Task inputs:
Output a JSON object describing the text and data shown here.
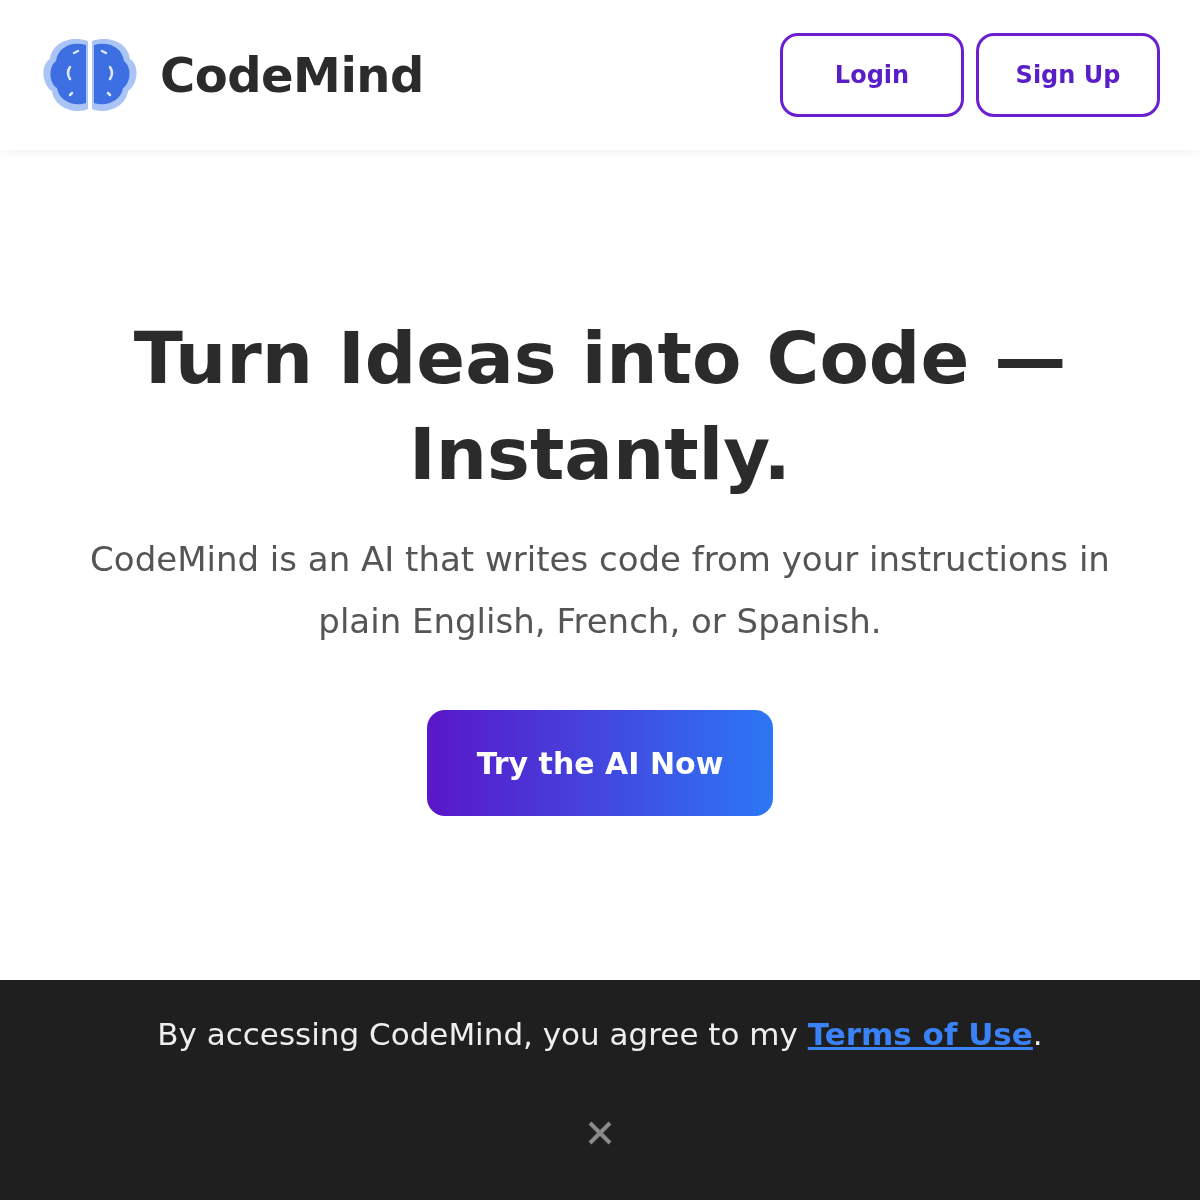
{
  "header": {
    "brand": "CodeMind",
    "buttons": [
      "Login",
      "Sign Up"
    ]
  },
  "hero": {
    "title": "Turn Ideas into Code — Instantly.",
    "subtitle": "CodeMind is an AI that writes code from your instructions in plain English, French, or Spanish.",
    "cta": "Try the AI Now"
  },
  "banner": {
    "text_before": "By accessing CodeMind, you agree to my ",
    "link": "Terms of Use",
    "text_after": "."
  }
}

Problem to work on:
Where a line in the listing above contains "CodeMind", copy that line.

Task answer:
    "brand": "CodeMind",
    "subtitle": "CodeMind is an AI that writes code from your instructions in plain English, French, or Spanish.",
    "text_before": "By accessing CodeMind, you agree to my ",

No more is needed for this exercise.